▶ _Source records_
·····

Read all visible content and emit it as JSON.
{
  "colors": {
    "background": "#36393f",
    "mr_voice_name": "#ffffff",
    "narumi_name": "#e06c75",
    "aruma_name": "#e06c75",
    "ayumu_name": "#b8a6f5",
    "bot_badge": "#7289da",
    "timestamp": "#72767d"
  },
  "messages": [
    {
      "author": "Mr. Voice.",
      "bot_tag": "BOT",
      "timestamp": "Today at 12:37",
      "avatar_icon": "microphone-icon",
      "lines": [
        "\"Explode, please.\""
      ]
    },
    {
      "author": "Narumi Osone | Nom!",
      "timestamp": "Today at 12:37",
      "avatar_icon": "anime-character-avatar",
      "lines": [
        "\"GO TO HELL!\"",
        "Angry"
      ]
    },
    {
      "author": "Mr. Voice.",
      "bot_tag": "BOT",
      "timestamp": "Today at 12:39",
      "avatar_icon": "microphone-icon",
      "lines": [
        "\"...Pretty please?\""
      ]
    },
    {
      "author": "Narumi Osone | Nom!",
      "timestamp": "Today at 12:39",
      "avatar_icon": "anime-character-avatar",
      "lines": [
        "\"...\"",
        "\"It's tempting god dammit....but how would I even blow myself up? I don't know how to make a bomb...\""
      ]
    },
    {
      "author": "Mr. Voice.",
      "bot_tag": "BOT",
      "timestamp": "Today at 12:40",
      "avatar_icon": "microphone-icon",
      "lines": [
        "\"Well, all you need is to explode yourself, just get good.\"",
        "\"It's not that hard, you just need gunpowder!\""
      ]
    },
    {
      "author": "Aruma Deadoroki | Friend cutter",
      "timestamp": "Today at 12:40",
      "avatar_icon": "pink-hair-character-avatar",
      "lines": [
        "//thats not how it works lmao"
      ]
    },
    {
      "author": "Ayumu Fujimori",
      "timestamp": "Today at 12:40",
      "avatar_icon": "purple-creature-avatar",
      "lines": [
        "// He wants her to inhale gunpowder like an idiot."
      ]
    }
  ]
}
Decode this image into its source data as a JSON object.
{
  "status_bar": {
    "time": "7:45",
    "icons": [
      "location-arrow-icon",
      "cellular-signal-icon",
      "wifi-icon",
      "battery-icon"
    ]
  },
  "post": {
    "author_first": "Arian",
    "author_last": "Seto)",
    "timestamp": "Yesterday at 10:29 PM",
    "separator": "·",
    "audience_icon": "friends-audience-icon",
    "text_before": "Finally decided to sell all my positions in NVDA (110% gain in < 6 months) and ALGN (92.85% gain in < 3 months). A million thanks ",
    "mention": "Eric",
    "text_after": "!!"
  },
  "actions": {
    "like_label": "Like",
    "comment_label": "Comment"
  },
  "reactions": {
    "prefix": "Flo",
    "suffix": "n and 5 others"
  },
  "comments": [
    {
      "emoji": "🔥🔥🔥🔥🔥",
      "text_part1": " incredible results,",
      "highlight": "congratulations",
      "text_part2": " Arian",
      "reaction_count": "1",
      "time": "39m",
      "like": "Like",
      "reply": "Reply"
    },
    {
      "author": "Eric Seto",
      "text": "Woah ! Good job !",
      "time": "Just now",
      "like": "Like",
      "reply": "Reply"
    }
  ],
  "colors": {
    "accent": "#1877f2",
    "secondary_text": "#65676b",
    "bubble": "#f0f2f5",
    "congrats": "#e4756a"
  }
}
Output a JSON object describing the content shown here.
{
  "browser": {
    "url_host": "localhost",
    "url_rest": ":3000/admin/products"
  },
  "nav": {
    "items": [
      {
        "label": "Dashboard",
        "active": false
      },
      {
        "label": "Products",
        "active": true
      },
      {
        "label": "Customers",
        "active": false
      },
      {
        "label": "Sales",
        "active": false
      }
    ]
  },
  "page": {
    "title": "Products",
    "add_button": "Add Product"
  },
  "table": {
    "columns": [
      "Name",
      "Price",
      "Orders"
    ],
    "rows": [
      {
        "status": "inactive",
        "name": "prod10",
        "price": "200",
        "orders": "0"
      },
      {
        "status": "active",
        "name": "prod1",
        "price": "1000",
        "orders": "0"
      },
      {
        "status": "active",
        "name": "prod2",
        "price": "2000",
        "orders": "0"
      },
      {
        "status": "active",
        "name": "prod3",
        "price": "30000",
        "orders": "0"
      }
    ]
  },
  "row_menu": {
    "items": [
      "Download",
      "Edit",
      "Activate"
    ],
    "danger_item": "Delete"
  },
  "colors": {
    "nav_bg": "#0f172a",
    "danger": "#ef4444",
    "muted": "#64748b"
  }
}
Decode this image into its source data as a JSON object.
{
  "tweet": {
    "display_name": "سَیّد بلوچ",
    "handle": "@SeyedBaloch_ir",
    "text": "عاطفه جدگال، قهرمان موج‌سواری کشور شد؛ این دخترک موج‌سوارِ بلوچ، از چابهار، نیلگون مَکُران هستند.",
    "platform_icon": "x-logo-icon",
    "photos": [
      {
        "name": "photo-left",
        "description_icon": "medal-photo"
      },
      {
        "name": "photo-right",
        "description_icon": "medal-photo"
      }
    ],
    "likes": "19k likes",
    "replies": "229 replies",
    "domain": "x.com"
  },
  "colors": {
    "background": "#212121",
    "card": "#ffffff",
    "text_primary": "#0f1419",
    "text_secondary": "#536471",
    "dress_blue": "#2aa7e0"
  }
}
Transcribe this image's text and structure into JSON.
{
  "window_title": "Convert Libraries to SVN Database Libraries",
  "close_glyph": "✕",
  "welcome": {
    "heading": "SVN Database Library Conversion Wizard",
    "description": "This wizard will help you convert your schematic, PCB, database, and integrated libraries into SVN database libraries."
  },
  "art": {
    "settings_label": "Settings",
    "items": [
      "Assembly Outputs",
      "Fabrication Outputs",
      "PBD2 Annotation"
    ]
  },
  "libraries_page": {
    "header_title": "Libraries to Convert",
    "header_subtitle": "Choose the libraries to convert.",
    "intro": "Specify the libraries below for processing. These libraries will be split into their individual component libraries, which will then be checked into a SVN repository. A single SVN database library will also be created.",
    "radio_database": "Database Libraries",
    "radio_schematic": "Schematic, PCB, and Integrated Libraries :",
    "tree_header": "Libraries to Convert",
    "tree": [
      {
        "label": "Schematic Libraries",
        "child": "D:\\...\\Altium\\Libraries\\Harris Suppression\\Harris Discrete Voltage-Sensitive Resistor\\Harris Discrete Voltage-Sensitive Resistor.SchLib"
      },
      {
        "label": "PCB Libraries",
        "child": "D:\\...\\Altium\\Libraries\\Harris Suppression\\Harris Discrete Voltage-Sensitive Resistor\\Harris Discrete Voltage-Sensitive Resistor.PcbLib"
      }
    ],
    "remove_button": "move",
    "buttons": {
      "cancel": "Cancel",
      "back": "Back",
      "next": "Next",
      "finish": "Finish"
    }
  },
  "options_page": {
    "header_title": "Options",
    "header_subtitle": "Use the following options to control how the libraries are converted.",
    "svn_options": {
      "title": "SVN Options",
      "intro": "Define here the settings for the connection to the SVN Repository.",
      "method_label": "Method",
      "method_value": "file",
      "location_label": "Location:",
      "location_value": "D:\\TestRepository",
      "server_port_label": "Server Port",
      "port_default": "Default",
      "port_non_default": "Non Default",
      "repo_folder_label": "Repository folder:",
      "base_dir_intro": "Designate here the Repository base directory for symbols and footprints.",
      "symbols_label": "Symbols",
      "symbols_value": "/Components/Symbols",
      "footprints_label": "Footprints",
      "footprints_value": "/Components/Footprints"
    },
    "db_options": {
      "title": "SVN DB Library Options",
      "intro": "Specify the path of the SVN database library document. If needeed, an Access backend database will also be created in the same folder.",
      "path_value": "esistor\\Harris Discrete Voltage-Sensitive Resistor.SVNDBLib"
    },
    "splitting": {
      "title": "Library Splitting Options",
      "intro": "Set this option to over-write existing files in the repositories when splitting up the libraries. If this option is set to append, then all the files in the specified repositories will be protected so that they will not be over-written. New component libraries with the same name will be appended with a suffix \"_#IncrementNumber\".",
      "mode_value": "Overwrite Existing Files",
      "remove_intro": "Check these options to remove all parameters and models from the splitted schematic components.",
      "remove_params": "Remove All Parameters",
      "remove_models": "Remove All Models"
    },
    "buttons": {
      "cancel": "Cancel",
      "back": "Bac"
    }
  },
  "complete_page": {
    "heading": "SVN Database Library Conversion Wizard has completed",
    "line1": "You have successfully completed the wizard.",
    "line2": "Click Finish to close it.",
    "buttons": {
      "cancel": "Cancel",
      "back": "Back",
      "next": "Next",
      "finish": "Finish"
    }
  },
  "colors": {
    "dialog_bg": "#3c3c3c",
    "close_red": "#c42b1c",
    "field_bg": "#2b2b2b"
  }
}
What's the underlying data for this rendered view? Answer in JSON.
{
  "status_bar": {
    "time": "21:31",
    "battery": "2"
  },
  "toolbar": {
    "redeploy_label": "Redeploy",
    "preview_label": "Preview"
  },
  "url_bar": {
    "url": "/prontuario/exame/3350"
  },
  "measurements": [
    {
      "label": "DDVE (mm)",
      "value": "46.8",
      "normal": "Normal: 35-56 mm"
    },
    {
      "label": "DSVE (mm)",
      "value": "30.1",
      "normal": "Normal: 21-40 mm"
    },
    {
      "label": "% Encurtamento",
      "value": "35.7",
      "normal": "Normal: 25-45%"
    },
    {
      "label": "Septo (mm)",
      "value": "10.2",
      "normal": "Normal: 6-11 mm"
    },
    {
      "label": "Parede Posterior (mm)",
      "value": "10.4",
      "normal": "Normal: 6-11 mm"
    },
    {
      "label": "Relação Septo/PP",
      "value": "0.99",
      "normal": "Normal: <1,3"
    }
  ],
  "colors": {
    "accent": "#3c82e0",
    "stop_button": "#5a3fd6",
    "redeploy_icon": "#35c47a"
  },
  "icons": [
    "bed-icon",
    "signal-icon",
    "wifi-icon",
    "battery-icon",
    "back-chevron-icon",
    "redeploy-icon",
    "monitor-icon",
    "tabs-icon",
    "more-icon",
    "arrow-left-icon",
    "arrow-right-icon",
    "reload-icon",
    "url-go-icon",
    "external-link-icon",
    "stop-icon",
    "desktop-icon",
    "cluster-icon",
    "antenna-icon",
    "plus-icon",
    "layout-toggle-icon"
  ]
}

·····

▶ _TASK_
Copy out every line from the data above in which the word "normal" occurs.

▶ _EXERCISE SOLUTION_
      "normal": "Normal: 35-56 mm"
      "normal": "Normal: 21-40 mm"
      "normal": "Normal: 25-45%"
      "normal": "Normal: 6-11 mm"
      "normal": "Normal: 6-11 mm"
      "normal": "Normal: <1,3"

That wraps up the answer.